● **The task**:
Your answer should consist of each line below that contains the string "title".

[Records supplied Boundary: Start]

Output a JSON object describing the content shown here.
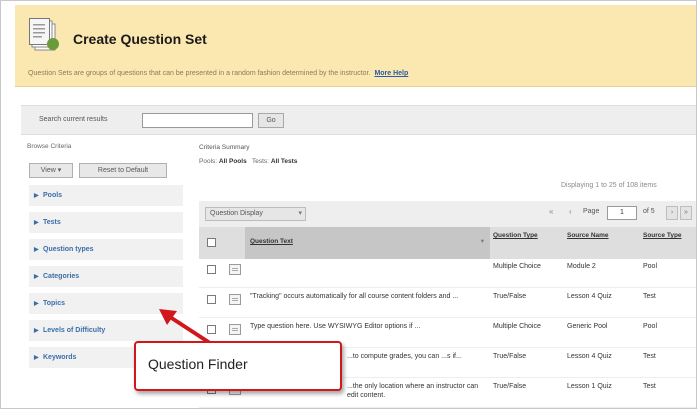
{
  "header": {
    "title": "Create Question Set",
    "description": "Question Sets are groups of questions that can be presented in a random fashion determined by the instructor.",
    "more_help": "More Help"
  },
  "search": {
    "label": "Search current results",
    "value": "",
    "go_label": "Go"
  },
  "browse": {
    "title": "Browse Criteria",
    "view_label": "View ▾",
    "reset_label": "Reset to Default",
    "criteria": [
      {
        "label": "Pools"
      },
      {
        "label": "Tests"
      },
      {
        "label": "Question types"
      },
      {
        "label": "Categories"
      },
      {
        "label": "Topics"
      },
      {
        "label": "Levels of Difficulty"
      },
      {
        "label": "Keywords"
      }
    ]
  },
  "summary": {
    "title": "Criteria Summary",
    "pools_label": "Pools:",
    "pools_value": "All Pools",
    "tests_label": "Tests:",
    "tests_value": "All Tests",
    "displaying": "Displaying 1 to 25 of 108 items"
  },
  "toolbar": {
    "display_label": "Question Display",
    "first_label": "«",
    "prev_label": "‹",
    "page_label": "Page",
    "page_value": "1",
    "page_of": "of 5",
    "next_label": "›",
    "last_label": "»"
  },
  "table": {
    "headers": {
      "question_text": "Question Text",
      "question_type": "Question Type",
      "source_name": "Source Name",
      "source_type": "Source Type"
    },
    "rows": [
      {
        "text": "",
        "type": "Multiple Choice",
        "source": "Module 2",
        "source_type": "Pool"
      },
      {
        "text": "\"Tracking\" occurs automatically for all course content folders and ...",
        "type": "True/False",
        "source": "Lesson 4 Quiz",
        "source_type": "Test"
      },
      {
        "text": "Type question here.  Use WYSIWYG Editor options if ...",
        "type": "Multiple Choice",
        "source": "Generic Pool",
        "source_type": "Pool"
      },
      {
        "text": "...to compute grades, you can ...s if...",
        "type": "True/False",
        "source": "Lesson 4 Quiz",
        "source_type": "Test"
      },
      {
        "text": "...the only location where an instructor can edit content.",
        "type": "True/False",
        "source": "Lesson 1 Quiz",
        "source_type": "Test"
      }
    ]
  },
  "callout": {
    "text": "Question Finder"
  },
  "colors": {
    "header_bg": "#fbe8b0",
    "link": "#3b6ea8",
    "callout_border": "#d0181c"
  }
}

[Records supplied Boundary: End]

● **Result for this exercise**:
    "title": "Create Question Set",
    "title": "Browse Criteria",
    "title": "Criteria Summary",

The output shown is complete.